Specific subjects significantly represented in the collection are Central and Eastern European affairs at the end of the First World War, Soviet Russia in the early Communist period, and the antiwar movement of the middle 1930s. These topics are in most cases seen and described from a Jewish perspective and often for a Jewish readership.
Elias Tobenkin's major correspondents were his employers, his agents and literary outlets, and his family. Specific correspondents include Ann Watkins, Inc.; Collier's; Doubleday, Doran & Co.; G. P. Putnam's Sons; Garet Garrett; Harcourt, Brace and Co.; Irma E. Hochstein; the Jewish Telegraphic Agency; Liberty; Minton, Balch & Co.; the New York Herald Tribune; the New York Times; and the North American Newspaper Alliance. A list of all correspondents in the Tobenkin papers is located at the end of this inventory.
Elsewhere in the Ransom Collection is found the Elias Tobenkin Collection of Soviet Propaganda and Literature, comprising about a thousand volumes published in or about Soviet Russia between 1918 and 1936. In the HRHRC Photography Collection the 180 images of the Elias Tobenkin Collection of Russian People Photographs (theater, architecture, peasant life, Soviet political figures) is maintained.
Material withdrawn from the Tobenkin papers and housed in the Ransom Center's Vertical File Collection includes pamphlets, periodical issues, and clippings on the peace movement of the 1930s, anti-Semitism, and political radicalism.
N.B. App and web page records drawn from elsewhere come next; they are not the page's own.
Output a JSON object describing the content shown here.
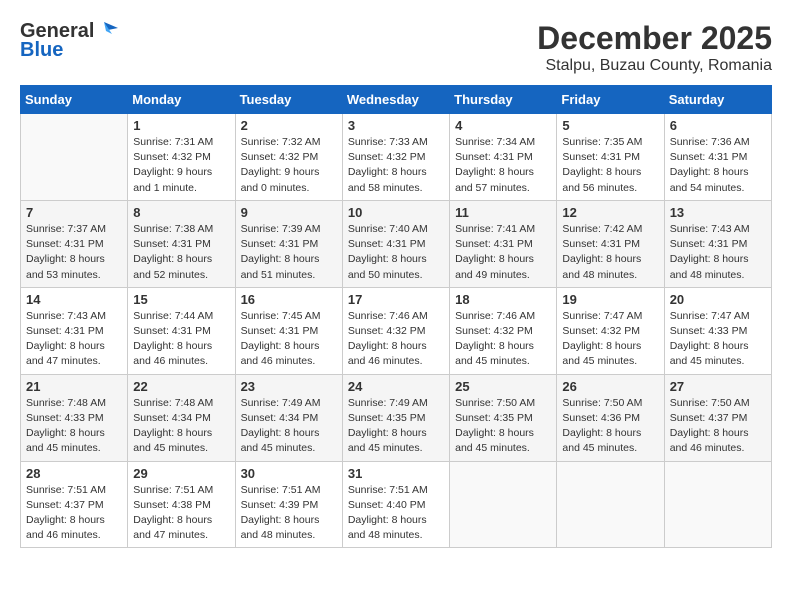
{
  "header": {
    "logo_general": "General",
    "logo_blue": "Blue",
    "month_title": "December 2025",
    "location": "Stalpu, Buzau County, Romania"
  },
  "days_of_week": [
    "Sunday",
    "Monday",
    "Tuesday",
    "Wednesday",
    "Thursday",
    "Friday",
    "Saturday"
  ],
  "weeks": [
    {
      "days": [
        {
          "num": "",
          "sunrise": "",
          "sunset": "",
          "daylight": ""
        },
        {
          "num": "1",
          "sunrise": "Sunrise: 7:31 AM",
          "sunset": "Sunset: 4:32 PM",
          "daylight": "Daylight: 9 hours and 1 minute."
        },
        {
          "num": "2",
          "sunrise": "Sunrise: 7:32 AM",
          "sunset": "Sunset: 4:32 PM",
          "daylight": "Daylight: 9 hours and 0 minutes."
        },
        {
          "num": "3",
          "sunrise": "Sunrise: 7:33 AM",
          "sunset": "Sunset: 4:32 PM",
          "daylight": "Daylight: 8 hours and 58 minutes."
        },
        {
          "num": "4",
          "sunrise": "Sunrise: 7:34 AM",
          "sunset": "Sunset: 4:31 PM",
          "daylight": "Daylight: 8 hours and 57 minutes."
        },
        {
          "num": "5",
          "sunrise": "Sunrise: 7:35 AM",
          "sunset": "Sunset: 4:31 PM",
          "daylight": "Daylight: 8 hours and 56 minutes."
        },
        {
          "num": "6",
          "sunrise": "Sunrise: 7:36 AM",
          "sunset": "Sunset: 4:31 PM",
          "daylight": "Daylight: 8 hours and 54 minutes."
        }
      ]
    },
    {
      "days": [
        {
          "num": "7",
          "sunrise": "Sunrise: 7:37 AM",
          "sunset": "Sunset: 4:31 PM",
          "daylight": "Daylight: 8 hours and 53 minutes."
        },
        {
          "num": "8",
          "sunrise": "Sunrise: 7:38 AM",
          "sunset": "Sunset: 4:31 PM",
          "daylight": "Daylight: 8 hours and 52 minutes."
        },
        {
          "num": "9",
          "sunrise": "Sunrise: 7:39 AM",
          "sunset": "Sunset: 4:31 PM",
          "daylight": "Daylight: 8 hours and 51 minutes."
        },
        {
          "num": "10",
          "sunrise": "Sunrise: 7:40 AM",
          "sunset": "Sunset: 4:31 PM",
          "daylight": "Daylight: 8 hours and 50 minutes."
        },
        {
          "num": "11",
          "sunrise": "Sunrise: 7:41 AM",
          "sunset": "Sunset: 4:31 PM",
          "daylight": "Daylight: 8 hours and 49 minutes."
        },
        {
          "num": "12",
          "sunrise": "Sunrise: 7:42 AM",
          "sunset": "Sunset: 4:31 PM",
          "daylight": "Daylight: 8 hours and 48 minutes."
        },
        {
          "num": "13",
          "sunrise": "Sunrise: 7:43 AM",
          "sunset": "Sunset: 4:31 PM",
          "daylight": "Daylight: 8 hours and 48 minutes."
        }
      ]
    },
    {
      "days": [
        {
          "num": "14",
          "sunrise": "Sunrise: 7:43 AM",
          "sunset": "Sunset: 4:31 PM",
          "daylight": "Daylight: 8 hours and 47 minutes."
        },
        {
          "num": "15",
          "sunrise": "Sunrise: 7:44 AM",
          "sunset": "Sunset: 4:31 PM",
          "daylight": "Daylight: 8 hours and 46 minutes."
        },
        {
          "num": "16",
          "sunrise": "Sunrise: 7:45 AM",
          "sunset": "Sunset: 4:31 PM",
          "daylight": "Daylight: 8 hours and 46 minutes."
        },
        {
          "num": "17",
          "sunrise": "Sunrise: 7:46 AM",
          "sunset": "Sunset: 4:32 PM",
          "daylight": "Daylight: 8 hours and 46 minutes."
        },
        {
          "num": "18",
          "sunrise": "Sunrise: 7:46 AM",
          "sunset": "Sunset: 4:32 PM",
          "daylight": "Daylight: 8 hours and 45 minutes."
        },
        {
          "num": "19",
          "sunrise": "Sunrise: 7:47 AM",
          "sunset": "Sunset: 4:32 PM",
          "daylight": "Daylight: 8 hours and 45 minutes."
        },
        {
          "num": "20",
          "sunrise": "Sunrise: 7:47 AM",
          "sunset": "Sunset: 4:33 PM",
          "daylight": "Daylight: 8 hours and 45 minutes."
        }
      ]
    },
    {
      "days": [
        {
          "num": "21",
          "sunrise": "Sunrise: 7:48 AM",
          "sunset": "Sunset: 4:33 PM",
          "daylight": "Daylight: 8 hours and 45 minutes."
        },
        {
          "num": "22",
          "sunrise": "Sunrise: 7:48 AM",
          "sunset": "Sunset: 4:34 PM",
          "daylight": "Daylight: 8 hours and 45 minutes."
        },
        {
          "num": "23",
          "sunrise": "Sunrise: 7:49 AM",
          "sunset": "Sunset: 4:34 PM",
          "daylight": "Daylight: 8 hours and 45 minutes."
        },
        {
          "num": "24",
          "sunrise": "Sunrise: 7:49 AM",
          "sunset": "Sunset: 4:35 PM",
          "daylight": "Daylight: 8 hours and 45 minutes."
        },
        {
          "num": "25",
          "sunrise": "Sunrise: 7:50 AM",
          "sunset": "Sunset: 4:35 PM",
          "daylight": "Daylight: 8 hours and 45 minutes."
        },
        {
          "num": "26",
          "sunrise": "Sunrise: 7:50 AM",
          "sunset": "Sunset: 4:36 PM",
          "daylight": "Daylight: 8 hours and 45 minutes."
        },
        {
          "num": "27",
          "sunrise": "Sunrise: 7:50 AM",
          "sunset": "Sunset: 4:37 PM",
          "daylight": "Daylight: 8 hours and 46 minutes."
        }
      ]
    },
    {
      "days": [
        {
          "num": "28",
          "sunrise": "Sunrise: 7:51 AM",
          "sunset": "Sunset: 4:37 PM",
          "daylight": "Daylight: 8 hours and 46 minutes."
        },
        {
          "num": "29",
          "sunrise": "Sunrise: 7:51 AM",
          "sunset": "Sunset: 4:38 PM",
          "daylight": "Daylight: 8 hours and 47 minutes."
        },
        {
          "num": "30",
          "sunrise": "Sunrise: 7:51 AM",
          "sunset": "Sunset: 4:39 PM",
          "daylight": "Daylight: 8 hours and 48 minutes."
        },
        {
          "num": "31",
          "sunrise": "Sunrise: 7:51 AM",
          "sunset": "Sunset: 4:40 PM",
          "daylight": "Daylight: 8 hours and 48 minutes."
        },
        {
          "num": "",
          "sunrise": "",
          "sunset": "",
          "daylight": ""
        },
        {
          "num": "",
          "sunrise": "",
          "sunset": "",
          "daylight": ""
        },
        {
          "num": "",
          "sunrise": "",
          "sunset": "",
          "daylight": ""
        }
      ]
    }
  ]
}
Also present is Elias Tobenkin's card catalog of his library, together with clippings of Paul Tobenkin's journalism, reviews of Elias Tobenkin's books, together with a number of Yiddish-language Russian newspapers. This material represents about ten document boxes in volume. A number of issues of Pravda, Izvestia, and other Soviet Russian-language newspapers published between 1926 and 1962 were removed from the collection, and a small group of coins, stamps, and currency was withdrawn to the Personal Effects Collection.


Dreiser, Theodore, 1871-1945
Garrett, Garet, 1878-1954
Hard, William, 1878-1962
Hochstein, Irma E., 1887-1974
Hohlfeld, A. R. (Alexander Rudolph), 1865-1956
Landfield, Jerome Barker, 1871-1954
Lewis, Sinclair, 1885-1951
Rosenwald, Julius, 1862-1932
Schapiro, Israel, 1882-1957
Tobenkin, Paul, 1913-1959
Tobenkin, Rae, d.1938
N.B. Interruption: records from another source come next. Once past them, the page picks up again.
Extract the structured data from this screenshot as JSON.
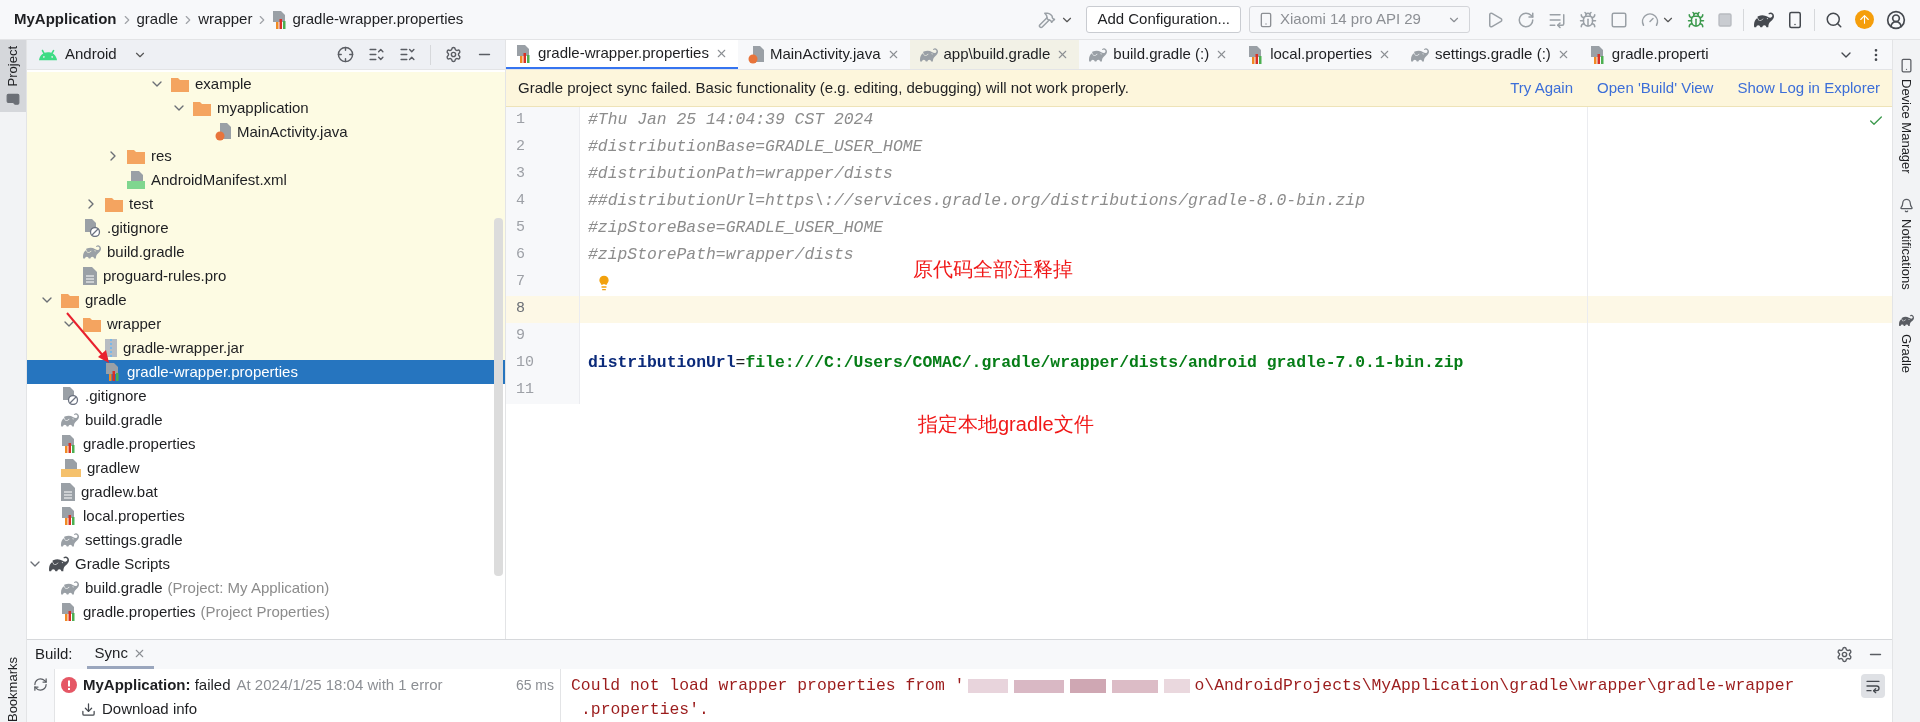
{
  "breadcrumbs": [
    {
      "label": "MyApplication",
      "kind": "project"
    },
    {
      "label": "gradle",
      "kind": "folder"
    },
    {
      "label": "wrapper",
      "kind": "folder"
    },
    {
      "label": "gradle-wrapper.properties",
      "kind": "properties"
    }
  ],
  "toolbar": {
    "run_config": "Add Configuration...",
    "device": {
      "label": "Xiaomi 14 pro API 29",
      "disabled": true
    }
  },
  "left_tool_windows": [
    {
      "label": "Project",
      "selected": true
    }
  ],
  "bookmarks": {
    "label": "Bookmarks"
  },
  "right_tool_windows": [
    {
      "label": "Device Manager",
      "kind": "device"
    },
    {
      "label": "Notifications",
      "kind": "bell"
    },
    {
      "label": "Gradle",
      "kind": "gradle"
    }
  ],
  "project_panel": {
    "view": "Android",
    "tree": [
      {
        "children": [
          {
            "children": [
              {
                "children": [
                  {
                    "children": [
                      {
                        "children": [
                          {
                            "children": [
                              {
                                "label": "example",
                                "kind": "folder",
                                "expanded": true,
                                "selected": false,
                                "highlighted": true,
                                "children": [
                                  {
                                    "label": "myapplication",
                                    "kind": "folder",
                                    "expanded": true,
                                    "selected": false,
                                    "highlighted": true,
                                    "children": [
                                      {
                                        "label": "MainActivity.java",
                                        "kind": "java",
                                        "selected": false,
                                        "highlighted": true
                                      }
                                    ]
                                  }
                                ]
                              }
                            ]
                          }
                        ]
                      },
                      {
                        "label": "res",
                        "kind": "folder",
                        "expanded": false,
                        "selected": false,
                        "highlighted": true
                      },
                      {
                        "label": "AndroidManifest.xml",
                        "kind": "manifest",
                        "selected": false,
                        "highlighted": true
                      }
                    ]
                  },
                  {
                    "label": "test",
                    "kind": "folder",
                    "expanded": false,
                    "selected": false,
                    "highlighted": true
                  }
                ]
              },
              {
                "label": ".gitignore",
                "kind": "ignore",
                "selected": false,
                "highlighted": true
              },
              {
                "label": "build.gradle",
                "kind": "gradle",
                "selected": false,
                "highlighted": true
              },
              {
                "label": "proguard-rules.pro",
                "kind": "text",
                "selected": false,
                "highlighted": true
              }
            ]
          },
          {
            "label": "gradle",
            "kind": "folder",
            "expanded": true,
            "selected": false,
            "highlighted": true,
            "children": [
              {
                "label": "wrapper",
                "kind": "folder",
                "expanded": true,
                "selected": false,
                "highlighted": true,
                "children": [
                  {
                    "label": "gradle-wrapper.jar",
                    "kind": "jar",
                    "selected": false,
                    "highlighted": true
                  },
                  {
                    "label": "gradle-wrapper.properties",
                    "kind": "properties",
                    "selected": true
                  }
                ]
              }
            ]
          },
          {
            "label": ".gitignore",
            "kind": "ignore",
            "selected": false,
            "highlighted": false
          },
          {
            "label": "build.gradle",
            "kind": "gradle",
            "selected": false,
            "highlighted": false
          },
          {
            "label": "gradle.properties",
            "kind": "properties",
            "selected": false,
            "highlighted": false
          },
          {
            "label": "gradlew",
            "kind": "shell",
            "selected": false,
            "highlighted": false
          },
          {
            "label": "gradlew.bat",
            "kind": "text",
            "selected": false,
            "highlighted": false
          },
          {
            "label": "local.properties",
            "kind": "properties",
            "selected": false,
            "highlighted": false
          },
          {
            "label": "settings.gradle",
            "kind": "gradle",
            "selected": false,
            "highlighted": false
          }
        ]
      },
      {
        "label": "Gradle Scripts",
        "kind": "scripts",
        "expanded": true,
        "selected": false,
        "highlighted": false,
        "children": [
          {
            "label": "build.gradle",
            "note": "(Project: My Application)",
            "kind": "gradle",
            "selected": false,
            "highlighted": false
          },
          {
            "label": "gradle.properties",
            "note": "(Project Properties)",
            "kind": "properties",
            "selected": false,
            "highlighted": false
          }
        ]
      }
    ]
  },
  "editor_tabs": [
    {
      "label": "gradle-wrapper.properties",
      "kind": "properties",
      "selected": true,
      "closable": true
    },
    {
      "label": "MainActivity.java",
      "kind": "java",
      "selected": false,
      "highlighted": false,
      "closable": true
    },
    {
      "label": "app\\build.gradle",
      "kind": "gradle",
      "selected": false,
      "highlighted": true,
      "closable": true
    },
    {
      "label": "build.gradle (:)",
      "kind": "gradle",
      "selected": false,
      "highlighted": false,
      "closable": true
    },
    {
      "label": "local.properties",
      "kind": "properties",
      "selected": false,
      "highlighted": false,
      "closable": true
    },
    {
      "label": "settings.gradle (:)",
      "kind": "gradle",
      "selected": false,
      "highlighted": false,
      "closable": true
    },
    {
      "label": "gradle.properti",
      "kind": "properties",
      "selected": false,
      "highlighted": false,
      "closable": false
    }
  ],
  "banner": {
    "message": "Gradle project sync failed. Basic functionality (e.g. editing, debugging) will not work properly.",
    "actions": [
      "Try Again",
      "Open 'Build' View",
      "Show Log in Explorer"
    ]
  },
  "editor": {
    "lines": [
      {
        "number": "1",
        "kind": "comment",
        "text": "#Thu Jan 25 14:04:39 CST 2024",
        "current": false,
        "bulb": false
      },
      {
        "number": "2",
        "kind": "comment",
        "text": "#distributionBase=GRADLE_USER_HOME",
        "current": false,
        "bulb": false
      },
      {
        "number": "3",
        "kind": "comment",
        "text": "#distributionPath=wrapper/dists",
        "current": false,
        "bulb": false
      },
      {
        "number": "4",
        "kind": "comment",
        "text": "##distributionUrl=https\\://services.gradle.org/distributions/gradle-8.0-bin.zip",
        "current": false,
        "bulb": false
      },
      {
        "number": "5",
        "kind": "comment",
        "text": "#zipStoreBase=GRADLE_USER_HOME",
        "current": false,
        "bulb": false
      },
      {
        "number": "6",
        "kind": "comment",
        "text": "#zipStorePath=wrapper/dists",
        "current": false,
        "bulb": false
      },
      {
        "number": "7",
        "kind": "blank",
        "current": false,
        "bulb": true
      },
      {
        "number": "8",
        "kind": "blank",
        "current": true,
        "bulb": false
      },
      {
        "number": "9",
        "kind": "blank",
        "current": false,
        "bulb": false
      },
      {
        "number": "10",
        "kind": "property",
        "key": "distributionUrl",
        "separator": "=",
        "value": "file:///C:/Users/COMAC/.gradle/wrapper/dists/android gradle-7.0.1-bin.zip",
        "current": false,
        "bulb": false
      },
      {
        "number": "11",
        "kind": "blank",
        "current": false,
        "bulb": false
      }
    ],
    "annotations": [
      "原代码全部注释掉",
      "指定本地gradle文件"
    ]
  },
  "build_panel": {
    "title": "Build:",
    "tabs": [
      {
        "label": "Sync",
        "selected": true
      }
    ],
    "tree": [
      {
        "kind": "error",
        "text": "**MyApplication:** failed",
        "detail": "At 2024/1/25 18:04 with 1 error",
        "time": "65 ms"
      },
      {
        "kind": "download",
        "text": "Download info"
      }
    ],
    "console": {
      "line1_start": "Could not load wrapper properties from '",
      "line1_end": "o\\AndroidProjects\\MyApplication\\gradle\\wrapper\\gradle-wrapper",
      "line2": ".properties'."
    }
  }
}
Ann Watkins, Inc.
Doubleday, Doran & Company
Frederick A. Stokes Company
G. P. Putnam's Sons
George T. Bye and Company
Harcourt, Brace and Company
Jewish Telegraphic Agency
Minton, Balch & Company
North American Newspaper Alliance
Simon and Schuster, Inc.
United States Committee on Public Information


Foreign correspondents--United States--Biography
Journalists--United States--Biography

Document Types

Christmas cards
Commonplace books
Galley proofs
Legal documents
Phonograph records
Sound recordings


Chicago Tribune
Current History
Everybody's Magazine
The New Republic
New York Herald Tribune
New York Post
New York Times
The New York Tribune